    4. Empathy is a two-way street that, at its best, is built upon mutual understanding—an exchange of our most important beliefs and experiences. Organizations such as the Israeli-Palestinian Parents Circle put it all into practice by bringing together bereaved families from both sides of the conflict to meet, listen, and talk. Sharing stories about how their loved ones died enables families to realize that they share the same pain and the same blood, despite being on opposite sides of a political fence, and has helped to create one of the world’s most powerful grassroots peace-building movements.

      Empathy Habit 4: Listen hard—and open up

    5. George Orwell is an inspiring model.  After several years as a colonial police officer in British Burma in the 1920s, Orwell returned to Britain determined to discover what life was like for those living on the social margins. “I wanted to submerge myself, to get right down among the oppressed,” he wrote. So he dressed up as a tramp with shabby shoes and coat, and lived on the streets of East London with beggars and vagabonds. The result, recorded in his book Down and Out in Paris and London, was a radical change in his beliefs, priorities, and relationships. He not only realized that homeless people are not “drunken scoundrels”—Orwell developed new friendships, shifted his views on inequality, and gathered some superb literary material. It was the greatest travel experience of his life. He realised that empathy doesn’t just make you good—it’s good for you, too.

      Empathy Habit 3: Try another person’s life

    6. We all have assumptions about others and use collective labels—e.g., “Muslim fundamentalist,” “welfare mom”—that prevent us from appreciating their individuality.

      Empathy Habit 2: Challenge prejudices and discover commonalities

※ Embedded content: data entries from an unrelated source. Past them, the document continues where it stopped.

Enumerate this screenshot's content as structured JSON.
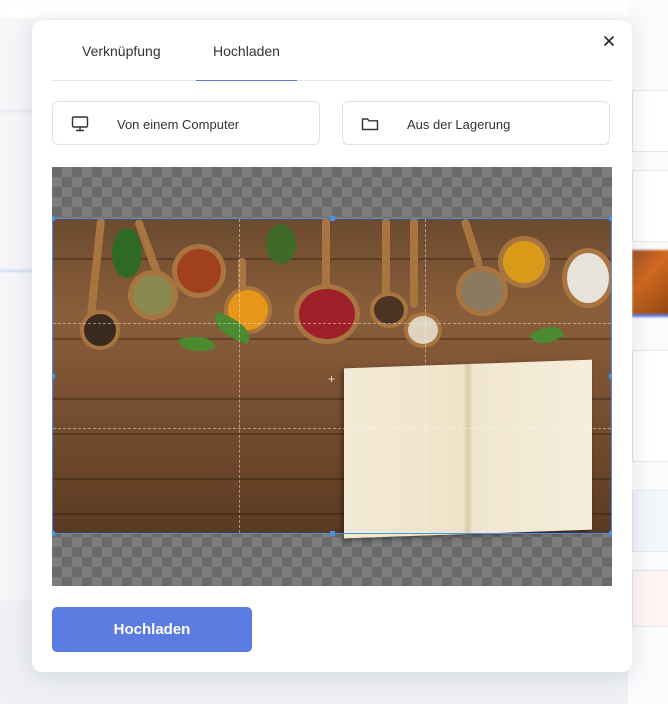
{
  "dialog": {
    "tabs": [
      {
        "label": "Verknüpfung"
      },
      {
        "label": "Hochladen"
      }
    ],
    "close_icon": "close-icon"
  },
  "sources": {
    "computer": {
      "label": "Von einem Computer",
      "icon": "monitor-icon"
    },
    "storage": {
      "label": "Aus der Lagerung",
      "icon": "folder-icon"
    }
  },
  "cropper": {
    "image_subject": "spices on wooden table with open book"
  },
  "actions": {
    "upload_label": "Hochladen"
  },
  "colors": {
    "accent": "#5b7be0",
    "crop_border": "#4a8fe8",
    "tab_active_underline": "#5a78e0"
  }
}
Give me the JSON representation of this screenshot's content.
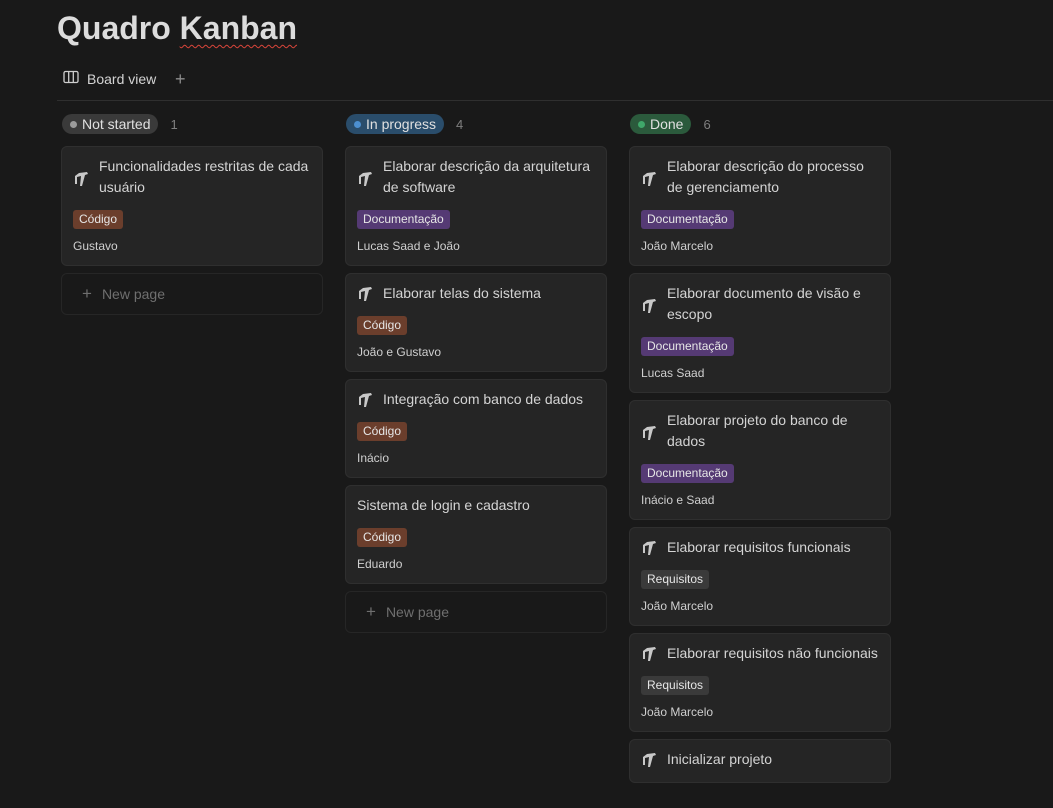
{
  "page": {
    "title_part1": "Quadro",
    "title_part2": "Kanban"
  },
  "views": {
    "active_label": "Board view",
    "board_icon": "board-columns-icon",
    "add_icon": "plus-icon"
  },
  "colors": {
    "tag_codigo": "#6b3e2c",
    "tag_documentacao": "#553a74",
    "tag_requisitos": "#3a3a3a",
    "status_not_started": "#3a3a3a",
    "status_in_progress": "#2a4d6b",
    "status_done": "#2b5a3c"
  },
  "columns": [
    {
      "status": "Not started",
      "count": "1",
      "new_page_label": "New page",
      "cards": [
        {
          "title": "Funcionalidades restritas de cada usuário",
          "tag": "Código",
          "person": "Gustavo",
          "icon": "page-icon"
        }
      ]
    },
    {
      "status": "In progress",
      "count": "4",
      "new_page_label": "New page",
      "cards": [
        {
          "title": "Elaborar descrição da arquitetura de software",
          "tag": "Documentação",
          "person": "Lucas Saad e João",
          "icon": "page-icon"
        },
        {
          "title": "Elaborar telas do sistema",
          "tag": "Código",
          "person": "João e Gustavo",
          "icon": "page-icon"
        },
        {
          "title": "Integração com banco de dados",
          "tag": "Código",
          "person": "Inácio",
          "icon": "page-icon"
        },
        {
          "title": "Sistema de login e cadastro",
          "tag": "Código",
          "person": "Eduardo"
        }
      ]
    },
    {
      "status": "Done",
      "count": "6",
      "cards": [
        {
          "title": "Elaborar descrição do processo de gerenciamento",
          "tag": "Documentação",
          "person": "João Marcelo",
          "icon": "page-icon"
        },
        {
          "title": "Elaborar documento de visão e escopo",
          "tag": "Documentação",
          "person": "Lucas Saad",
          "icon": "page-icon"
        },
        {
          "title": "Elaborar projeto do banco de dados",
          "tag": "Documentação",
          "person": "Inácio e Saad",
          "icon": "page-icon"
        },
        {
          "title": "Elaborar requisitos funcionais",
          "tag": "Requisitos",
          "person": "João Marcelo",
          "icon": "page-icon"
        },
        {
          "title": "Elaborar requisitos não funcionais",
          "tag": "Requisitos",
          "person": "João Marcelo",
          "icon": "page-icon"
        },
        {
          "title": "Inicializar projeto",
          "icon": "page-icon"
        }
      ]
    }
  ]
}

    7. Bonobos are less brutal, but in their case, too, empathy needs to pass through several filters before it will be expressed. Often, the filters prevent expressions of empathy because no ape can afford feeling pity for all living things all the time. This applies equally to humans. Our evolutionary background makes it hard to identify with outsiders. We’ve evolved to hate our enemies, to ignore people we barely know, and to distrust anybody who doesn’t look like us. Even if we are largely cooperative within our communities, we become almost a different animal in our treatment of strangers.
    1. We were surprised and quite pleasedto learn that people develop friendships across group boundaries pretty easily. However, theirstress levels continued to be high during these periods.It was only after the third 45-minute session that this friendship manipulation happened,that people's stress levels began to go down, but afterwards, two weeks later, a month later,after the experiment was over, people reported that they felt more comfortable, and moreat ease, interacting with members from other groups. Furthermore, they sought out interactionswith members from other groups.
    2. but it turns out that they have a physiologicalcost to the person who is prejudiced. Why? Quite simply because being prejudiced canbe very stressful when one is interacting with members from the outgroup.